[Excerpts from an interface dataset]
————————
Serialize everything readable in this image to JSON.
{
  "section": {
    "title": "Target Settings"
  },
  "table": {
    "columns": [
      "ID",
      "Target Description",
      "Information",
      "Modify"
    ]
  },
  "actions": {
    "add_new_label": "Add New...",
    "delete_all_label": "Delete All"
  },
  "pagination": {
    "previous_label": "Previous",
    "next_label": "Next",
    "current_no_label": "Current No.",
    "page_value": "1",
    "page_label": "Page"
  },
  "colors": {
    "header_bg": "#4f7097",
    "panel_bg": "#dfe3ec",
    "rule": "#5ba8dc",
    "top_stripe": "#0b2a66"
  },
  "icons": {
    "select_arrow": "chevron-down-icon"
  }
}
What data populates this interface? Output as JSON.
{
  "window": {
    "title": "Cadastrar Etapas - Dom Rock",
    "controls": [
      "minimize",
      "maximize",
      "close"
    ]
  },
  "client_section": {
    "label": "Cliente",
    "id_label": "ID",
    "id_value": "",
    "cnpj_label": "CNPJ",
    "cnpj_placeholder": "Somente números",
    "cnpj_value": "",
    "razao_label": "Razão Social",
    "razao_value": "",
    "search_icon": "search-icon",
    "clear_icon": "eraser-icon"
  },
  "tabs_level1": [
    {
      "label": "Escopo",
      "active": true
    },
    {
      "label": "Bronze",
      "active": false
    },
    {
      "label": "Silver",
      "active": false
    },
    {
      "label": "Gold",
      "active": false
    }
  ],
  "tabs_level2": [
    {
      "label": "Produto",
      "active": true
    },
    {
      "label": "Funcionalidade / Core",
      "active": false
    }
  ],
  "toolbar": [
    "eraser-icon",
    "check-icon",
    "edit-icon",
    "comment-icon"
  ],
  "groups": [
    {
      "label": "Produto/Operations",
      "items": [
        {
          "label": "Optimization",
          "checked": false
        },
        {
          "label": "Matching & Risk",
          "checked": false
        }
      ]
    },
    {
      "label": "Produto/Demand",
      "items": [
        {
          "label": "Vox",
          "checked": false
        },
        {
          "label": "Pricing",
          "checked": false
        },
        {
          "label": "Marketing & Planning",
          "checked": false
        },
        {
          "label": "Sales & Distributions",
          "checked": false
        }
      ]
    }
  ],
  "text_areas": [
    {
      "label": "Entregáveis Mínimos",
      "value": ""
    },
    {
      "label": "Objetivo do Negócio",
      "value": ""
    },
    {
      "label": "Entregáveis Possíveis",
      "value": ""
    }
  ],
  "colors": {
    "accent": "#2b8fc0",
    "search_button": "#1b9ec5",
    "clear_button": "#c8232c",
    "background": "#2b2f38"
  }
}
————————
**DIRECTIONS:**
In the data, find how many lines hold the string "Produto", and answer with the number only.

**ANSWER TO THE PROBLEM:**
3